### PROBLEM DESCRIPTION
Set the data down once more, in full and exactly.

### INFORMATION
━━━━

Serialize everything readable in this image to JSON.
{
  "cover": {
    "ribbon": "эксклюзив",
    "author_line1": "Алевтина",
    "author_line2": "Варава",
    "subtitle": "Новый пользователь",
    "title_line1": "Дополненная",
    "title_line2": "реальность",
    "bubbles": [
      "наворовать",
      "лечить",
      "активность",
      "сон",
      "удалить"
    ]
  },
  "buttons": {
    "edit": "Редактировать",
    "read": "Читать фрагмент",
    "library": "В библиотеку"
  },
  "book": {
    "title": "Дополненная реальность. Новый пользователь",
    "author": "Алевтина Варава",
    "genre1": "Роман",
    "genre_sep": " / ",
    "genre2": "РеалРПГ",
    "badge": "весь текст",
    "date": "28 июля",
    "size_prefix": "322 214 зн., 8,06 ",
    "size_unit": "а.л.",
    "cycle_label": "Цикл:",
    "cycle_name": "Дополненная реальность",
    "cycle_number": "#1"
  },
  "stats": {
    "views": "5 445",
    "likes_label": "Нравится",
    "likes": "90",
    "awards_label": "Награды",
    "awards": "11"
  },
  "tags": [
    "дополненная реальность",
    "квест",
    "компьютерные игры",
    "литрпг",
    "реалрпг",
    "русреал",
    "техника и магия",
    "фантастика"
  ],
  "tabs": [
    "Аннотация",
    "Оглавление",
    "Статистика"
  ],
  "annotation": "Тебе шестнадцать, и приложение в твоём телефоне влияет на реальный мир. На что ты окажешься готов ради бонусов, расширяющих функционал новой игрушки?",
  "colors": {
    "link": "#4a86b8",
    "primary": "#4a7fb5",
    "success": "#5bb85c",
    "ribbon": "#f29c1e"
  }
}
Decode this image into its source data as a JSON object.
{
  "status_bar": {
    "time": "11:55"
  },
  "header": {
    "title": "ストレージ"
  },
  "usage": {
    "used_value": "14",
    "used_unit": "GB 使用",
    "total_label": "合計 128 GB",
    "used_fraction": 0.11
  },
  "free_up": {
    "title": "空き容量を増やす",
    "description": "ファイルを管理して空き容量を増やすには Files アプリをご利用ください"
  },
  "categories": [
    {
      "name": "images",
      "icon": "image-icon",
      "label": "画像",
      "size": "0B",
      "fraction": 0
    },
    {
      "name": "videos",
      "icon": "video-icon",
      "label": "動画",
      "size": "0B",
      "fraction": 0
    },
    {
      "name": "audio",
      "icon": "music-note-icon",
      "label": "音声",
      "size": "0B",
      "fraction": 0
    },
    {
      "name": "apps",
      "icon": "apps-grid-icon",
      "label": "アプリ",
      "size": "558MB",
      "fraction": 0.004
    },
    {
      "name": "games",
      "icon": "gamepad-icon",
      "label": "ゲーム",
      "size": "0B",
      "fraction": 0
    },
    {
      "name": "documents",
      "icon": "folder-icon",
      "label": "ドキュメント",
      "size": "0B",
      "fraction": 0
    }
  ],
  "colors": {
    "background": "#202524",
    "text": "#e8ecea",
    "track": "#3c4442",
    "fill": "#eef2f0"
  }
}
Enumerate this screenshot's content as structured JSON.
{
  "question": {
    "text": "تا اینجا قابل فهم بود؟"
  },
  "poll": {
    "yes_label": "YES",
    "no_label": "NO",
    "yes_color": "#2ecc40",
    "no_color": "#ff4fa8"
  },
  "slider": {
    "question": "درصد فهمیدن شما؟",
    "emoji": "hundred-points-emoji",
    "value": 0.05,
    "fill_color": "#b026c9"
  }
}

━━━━

### YOUR RESPONSE
Serialize everything readable in this image to JSON.
{
  "cover": {
    "ribbon": "эксклюзив",
    "author_line1": "Алевтина",
    "author_line2": "Варава",
    "subtitle": "Новый пользователь",
    "title_line1": "Дополненная",
    "title_line2": "реальность",
    "bubbles": [
      "наворовать",
      "лечить",
      "активность",
      "сон",
      "удалить"
    ]
  },
  "buttons": {
    "edit": "Редактировать",
    "read": "Читать фрагмент",
    "library": "В библиотеку"
  },
  "book": {
    "title": "Дополненная реальность. Новый пользователь",
    "author": "Алевтина Варава",
    "genre1": "Роман",
    "genre_sep": " / ",
    "genre2": "РеалРПГ",
    "badge": "весь текст",
    "date": "28 июля",
    "size_prefix": "322 214 зн., 8,06 ",
    "size_unit": "а.л.",
    "cycle_label": "Цикл:",
    "cycle_name": "Дополненная реальность",
    "cycle_number": "#1"
  },
  "stats": {
    "views": "5 445",
    "likes_label": "Нравится",
    "likes": "90",
    "awards_label": "Награды",
    "awards": "11"
  },
  "tags": [
    "дополненная реальность",
    "квест",
    "компьютерные игры",
    "литрпг",
    "реалрпг",
    "русреал",
    "техника и магия",
    "фантастика"
  ],
  "tabs": [
    "Аннотация",
    "Оглавление",
    "Статистика"
  ],
  "annotation": "Тебе шестнадцать, и приложение в твоём телефоне влияет на реальный мир. На что ты окажешься готов ради бонусов, расширяющих функционал новой игрушки?",
  "colors": {
    "link": "#4a86b8",
    "primary": "#4a7fb5",
    "success": "#5bb85c",
    "ribbon": "#f29c1e"
  }
}
Decode this image into its source data as a JSON object.
{
  "status_bar": {
    "time": "11:55"
  },
  "header": {
    "title": "ストレージ"
  },
  "usage": {
    "used_value": "14",
    "used_unit": "GB 使用",
    "total_label": "合計 128 GB",
    "used_fraction": 0.11
  },
  "free_up": {
    "title": "空き容量を増やす",
    "description": "ファイルを管理して空き容量を増やすには Files アプリをご利用ください"
  },
  "categories": [
    {
      "name": "images",
      "icon": "image-icon",
      "label": "画像",
      "size": "0B",
      "fraction": 0
    },
    {
      "name": "videos",
      "icon": "video-icon",
      "label": "動画",
      "size": "0B",
      "fraction": 0
    },
    {
      "name": "audio",
      "icon": "music-note-icon",
      "label": "音声",
      "size": "0B",
      "fraction": 0
    },
    {
      "name": "apps",
      "icon": "apps-grid-icon",
      "label": "アプリ",
      "size": "558MB",
      "fraction": 0.004
    },
    {
      "name": "games",
      "icon": "gamepad-icon",
      "label": "ゲーム",
      "size": "0B",
      "fraction": 0
    },
    {
      "name": "documents",
      "icon": "folder-icon",
      "label": "ドキュメント",
      "size": "0B",
      "fraction": 0
    }
  ],
  "colors": {
    "background": "#202524",
    "text": "#e8ecea",
    "track": "#3c4442",
    "fill": "#eef2f0"
  }
}
Enumerate this screenshot's content as structured JSON.
{
  "question": {
    "text": "تا اینجا قابل فهم بود؟"
  },
  "poll": {
    "yes_label": "YES",
    "no_label": "NO",
    "yes_color": "#2ecc40",
    "no_color": "#ff4fa8"
  },
  "slider": {
    "question": "درصد فهمیدن شما؟",
    "emoji": "hundred-points-emoji",
    "value": 0.05,
    "fill_color": "#b026c9"
  }
}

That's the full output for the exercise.